_DATA FOR THIS EXERCISE_.
◇ ◇ ◇
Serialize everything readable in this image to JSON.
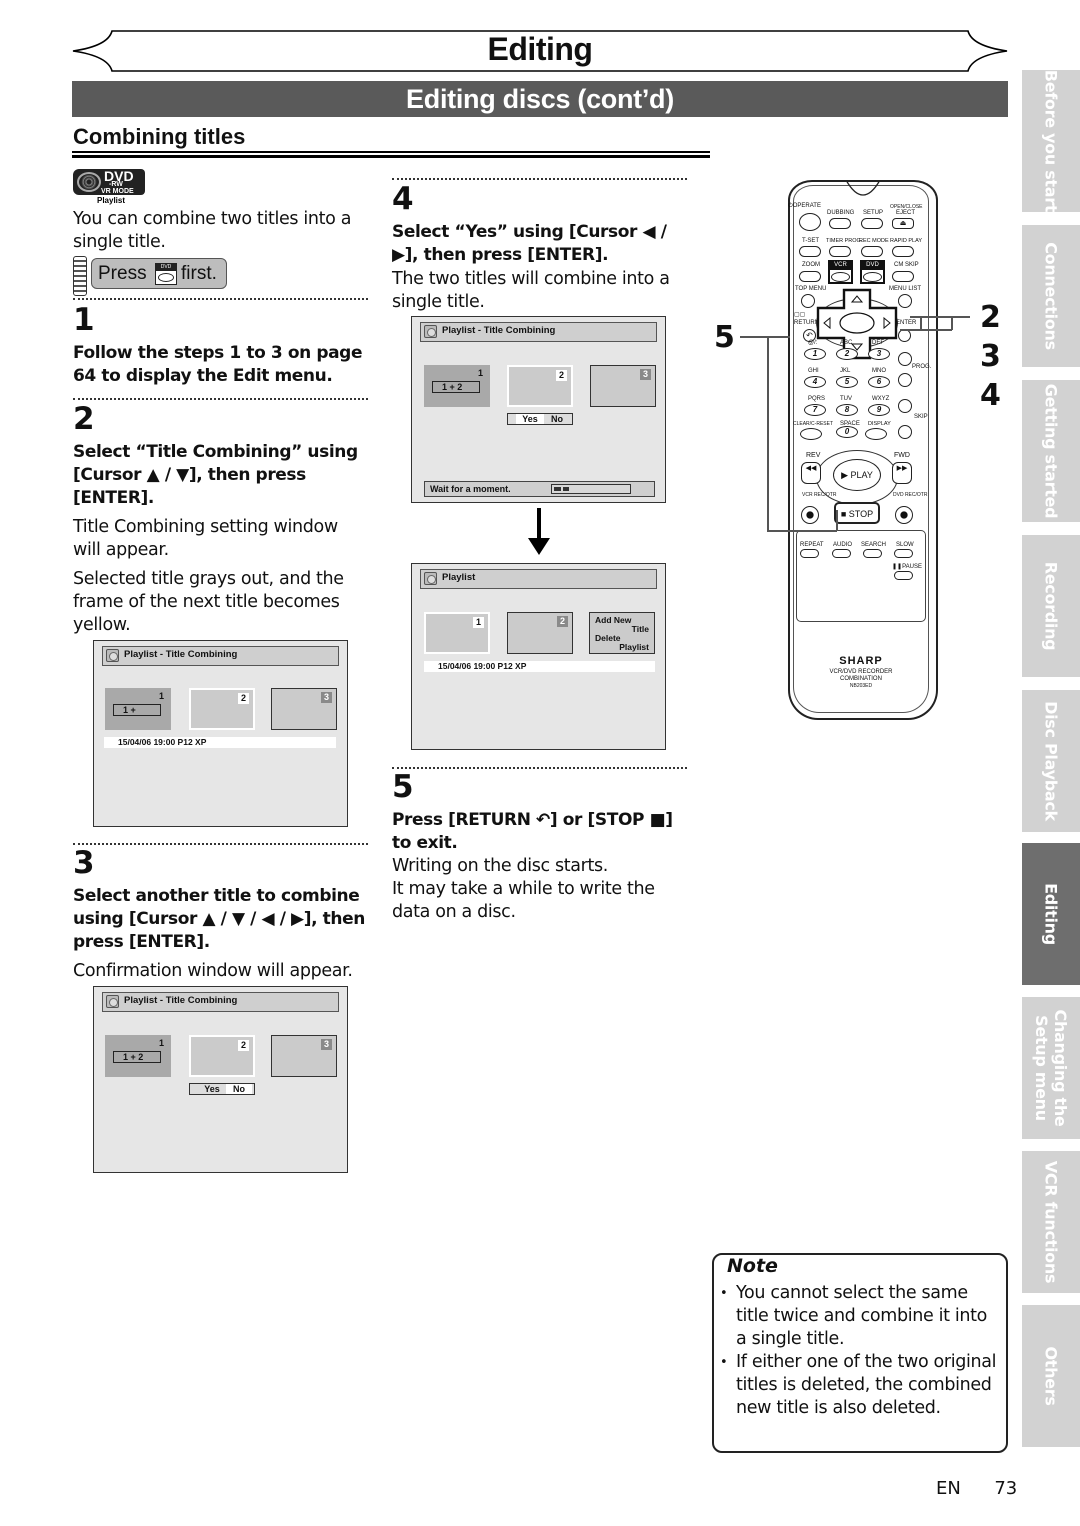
{
  "header": {
    "chapter_title": "Editing",
    "section_title": "Editing discs (cont’d)",
    "subsection_title": "Combining titles"
  },
  "badge": {
    "disc_type": "DVD",
    "format_line1": "-RW",
    "format_line2": "VR MODE",
    "mode": "Playlist"
  },
  "intro_text": "You can combine two titles into a single title.",
  "press_first": {
    "prefix": "Press",
    "key": "DVD",
    "suffix": "first."
  },
  "steps": [
    {
      "number": "1",
      "instruction": "Follow the steps 1 to 3 on page 64 to display the Edit menu.",
      "notes": []
    },
    {
      "number": "2",
      "instruction": "Select “Title Combining” using [Cursor ▲ / ▼], then press [ENTER].",
      "notes": [
        "Title Combining setting window will appear.",
        "Selected title grays out, and the frame of the next title becomes yellow."
      ]
    },
    {
      "number": "3",
      "instruction": "Select another title to combine using [Cursor ▲ / ▼ / ◀ / ▶], then press [ENTER].",
      "notes": [
        "Confirmation window will appear."
      ]
    },
    {
      "number": "4",
      "instruction": "Select “Yes” using [Cursor ◀ / ▶], then press [ENTER].",
      "notes": [
        "The two titles will combine into a single title."
      ]
    },
    {
      "number": "5",
      "instruction": "Press [RETURN ↶] or [STOP ■] to exit.",
      "notes": [
        "Writing on the disc starts.",
        "It may take a while to write the data on a disc."
      ]
    }
  ],
  "screens": {
    "step2": {
      "title": "Playlist - Title Combining",
      "thumbs": [
        "1",
        "2",
        "3"
      ],
      "combo": "1 +",
      "info": "15/04/06  19:00  P12  XP"
    },
    "step3": {
      "title": "Playlist - Title Combining",
      "thumbs": [
        "1",
        "2",
        "3"
      ],
      "combo": "1 + 2",
      "yes": "Yes",
      "no": "No",
      "selected": "No"
    },
    "step4": {
      "title": "Playlist - Title Combining",
      "thumbs": [
        "1",
        "2",
        "3"
      ],
      "combo": "1 + 2",
      "yes": "Yes",
      "no": "No",
      "selected": "Yes",
      "wait": "Wait for a moment.",
      "progress_fraction": 0.2
    },
    "result": {
      "title": "Playlist",
      "thumbs": [
        "1",
        "2"
      ],
      "menu_line1": "Add New",
      "menu_line2": "Title",
      "menu_line3": "Delete",
      "menu_line4": "Playlist",
      "info": "15/04/06  19:00  P12  XP"
    }
  },
  "remote": {
    "labels": {
      "operate": "⏻OPERATE",
      "dubbing": "DUBBING",
      "setup": "SETUP",
      "open_close": "OPEN/CLOSE",
      "eject": "EJECT",
      "tset": "T-SET",
      "timer_prog": "TIMER PROG.",
      "rec_mode": "REC MODE",
      "rapid_play": "RAPID PLAY",
      "zoom": "ZOOM",
      "vcr": "VCR",
      "dvd": "DVD",
      "cm_skip": "CM SKIP",
      "top_menu": "TOP MENU",
      "menu_list": "MENU LIST",
      "return": "RETURN",
      "enter": "ENTER",
      "prog": "PROG.",
      "skip": "SKIP",
      "clear": "CLEAR/C-RESET",
      "space": "SPACE",
      "display": "DISPLAY",
      "rev": "REV",
      "fwd": "FWD",
      "play": "PLAY",
      "stop": "STOP",
      "vcr_rec": "VCR REC/OTR",
      "dvd_rec": "DVD REC/OTR",
      "repeat": "REPEAT",
      "audio": "AUDIO",
      "search": "SEARCH",
      "slow": "SLOW",
      "pause": "PAUSE",
      "brand": "SHARP",
      "model_line1": "VCR/DVD RECORDER",
      "model_line2": "COMBINATION",
      "model_number": "NB203ED"
    },
    "number_keys": [
      {
        "digit": "1",
        "letters": "@/:"
      },
      {
        "digit": "2",
        "letters": "ABC"
      },
      {
        "digit": "3",
        "letters": "DEF"
      },
      {
        "digit": "4",
        "letters": "GHI"
      },
      {
        "digit": "5",
        "letters": "JKL"
      },
      {
        "digit": "6",
        "letters": "MNO"
      },
      {
        "digit": "7",
        "letters": "PQRS"
      },
      {
        "digit": "8",
        "letters": "TUV"
      },
      {
        "digit": "9",
        "letters": "WXYZ"
      },
      {
        "digit": "0",
        "letters": "SPACE"
      }
    ],
    "callouts_left": [
      "5"
    ],
    "callouts_right": [
      "2",
      "3",
      "4"
    ]
  },
  "side_tabs": [
    {
      "label": "Before you start",
      "active": false
    },
    {
      "label": "Connections",
      "active": false
    },
    {
      "label": "Getting started",
      "active": false
    },
    {
      "label": "Recording",
      "active": false
    },
    {
      "label": "Disc Playback",
      "active": false
    },
    {
      "label": "Editing",
      "active": true
    },
    {
      "label": "Changing the Setup menu",
      "active": false
    },
    {
      "label": "VCR functions",
      "active": false
    },
    {
      "label": "Others",
      "active": false
    }
  ],
  "note": {
    "title": "Note",
    "items": [
      "You cannot select the same title twice and combine it into a single title.",
      "If either one of the two original titles is deleted, the combined new title is also deleted."
    ]
  },
  "footer": {
    "language": "EN",
    "page_number": "73"
  }
}
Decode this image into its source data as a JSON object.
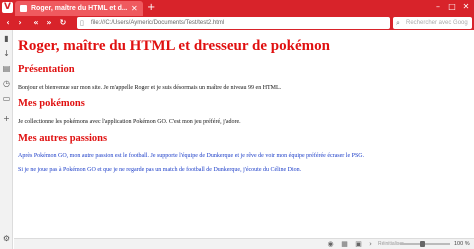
{
  "browser": {
    "tab": {
      "title": "Roger, maître du HTML et d..."
    },
    "address": {
      "url": "file:///C:/Users/Aymeric/Documents/Test/test2.html"
    },
    "search": {
      "placeholder": "Rechercher avec Goog"
    },
    "statusbar": {
      "reset_label": "Réinitialiser",
      "zoom": "100 %"
    },
    "colors": {
      "brand": "#d8232a",
      "heading": "#e01010",
      "link_text": "#1a3cc8"
    }
  },
  "page": {
    "h1": "Roger, maître du HTML et dresseur de pokémon",
    "sections": [
      {
        "title": "Présentation",
        "paragraphs": [
          "Bonjour et bienvenue sur mon site. Je m'appelle Roger et je suis désormais un maître de niveau 99 en HTML."
        ]
      },
      {
        "title": "Mes pokémons",
        "paragraphs": [
          "Je collectionne les pokémons avec l'application Pokémon GO. C'est mon jeu préféré, j'adore."
        ]
      },
      {
        "title": "Mes autres passions",
        "paragraphs": [
          "Après Pokémon GO, mon autre passion est le football. Je supporte l'équipe de Dunkerque et je rêve de voir mon équipe préférée écraser le PSG.",
          "Si je ne joue pas à Pokémon GO et que je ne regarde pas un match de football de Dunkerque, j'écoute du Céline Dion."
        ]
      }
    ]
  }
}
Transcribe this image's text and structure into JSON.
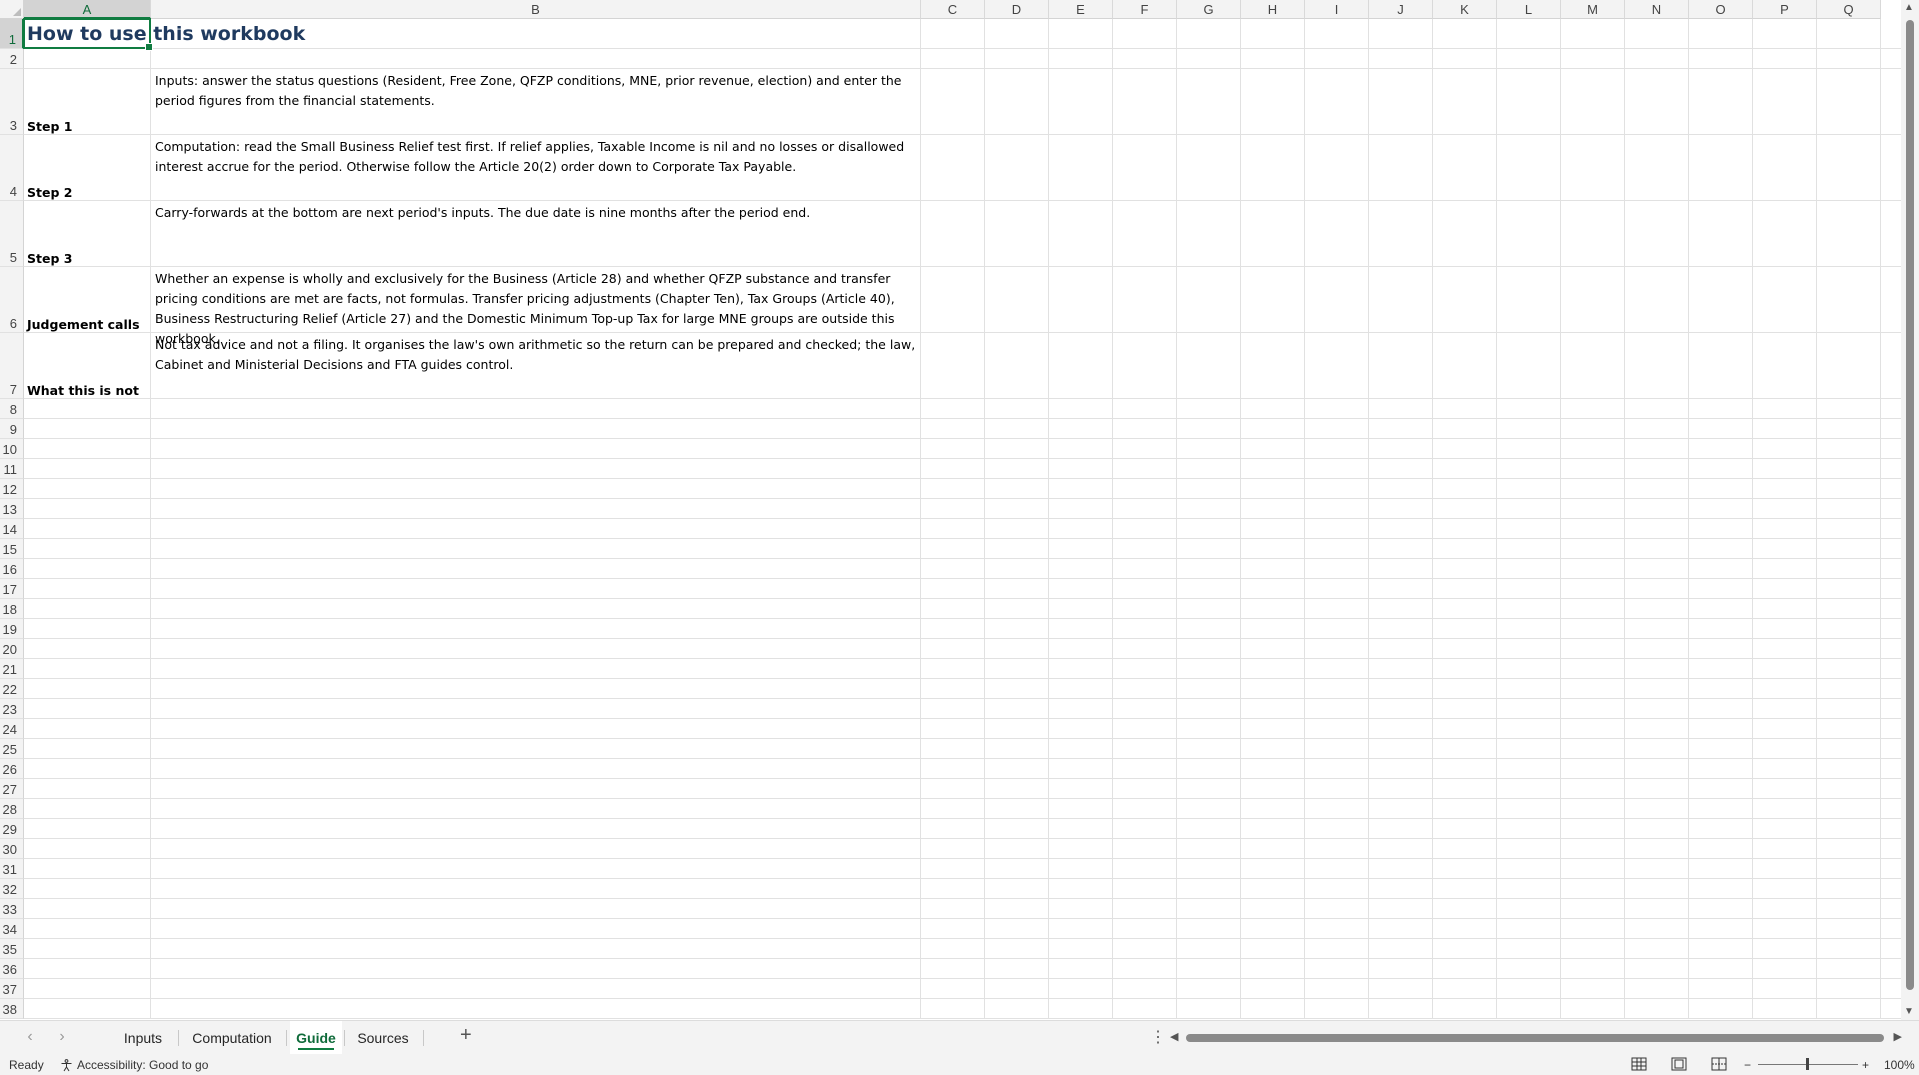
{
  "columns": [
    "A",
    "B",
    "C",
    "D",
    "E",
    "F",
    "G",
    "H",
    "I",
    "J",
    "K",
    "L",
    "M",
    "N",
    "O",
    "P",
    "Q"
  ],
  "selected_column": "A",
  "selected_row": "1",
  "rows": [
    "1",
    "2",
    "3",
    "4",
    "5",
    "6",
    "7",
    "8",
    "9",
    "10",
    "11",
    "12",
    "13",
    "14",
    "15",
    "16",
    "17",
    "18",
    "19",
    "20",
    "21",
    "22",
    "23",
    "24",
    "25",
    "26",
    "27",
    "28",
    "29",
    "30",
    "31",
    "32",
    "33",
    "34",
    "35",
    "36",
    "37",
    "38"
  ],
  "cells": {
    "A1": "How to use this workbook",
    "A3": "Step 1",
    "B3": "Inputs: answer the status questions (Resident, Free Zone, QFZP conditions, MNE, prior revenue, election) and enter the period figures from the financial statements.",
    "A4": "Step 2",
    "B4": "Computation: read the Small Business Relief test first. If relief applies, Taxable Income is nil and no losses or disallowed interest accrue for the period. Otherwise follow the Article 20(2) order down to Corporate Tax Payable.",
    "A5": "Step 3",
    "B5": "Carry-forwards at the bottom are next period's inputs. The due date is nine months after the period end.",
    "A6": "Judgement calls",
    "B6": "Whether an expense is wholly and exclusively for the Business (Article 28) and whether QFZP substance and transfer pricing conditions are met are facts, not formulas. Transfer pricing adjustments (Chapter Ten), Tax Groups (Article 40), Business Restructuring Relief (Article 27) and the Domestic Minimum Top-up Tax for large MNE groups are outside this workbook.",
    "A7": "What this is not",
    "B7": "Not tax advice and not a filing. It organises the law's own arithmetic so the return can be prepared and checked; the law, Cabinet and Ministerial Decisions and FTA guides control."
  },
  "sheet_tabs": [
    {
      "label": "Inputs",
      "active": false
    },
    {
      "label": "Computation",
      "active": false
    },
    {
      "label": "Guide",
      "active": true
    },
    {
      "label": "Sources",
      "active": false
    }
  ],
  "status": {
    "ready": "Ready",
    "accessibility": "Accessibility: Good to go",
    "zoom": "100%"
  },
  "colors": {
    "accent": "#107c41",
    "title": "#1f3a5f"
  }
}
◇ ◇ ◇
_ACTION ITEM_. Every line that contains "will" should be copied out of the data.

_SOLUTION TO THIS TASK_.
        "Title Combining setting window will appear.",
        "Confirmation window will appear."
        "The two titles will combine into a single title."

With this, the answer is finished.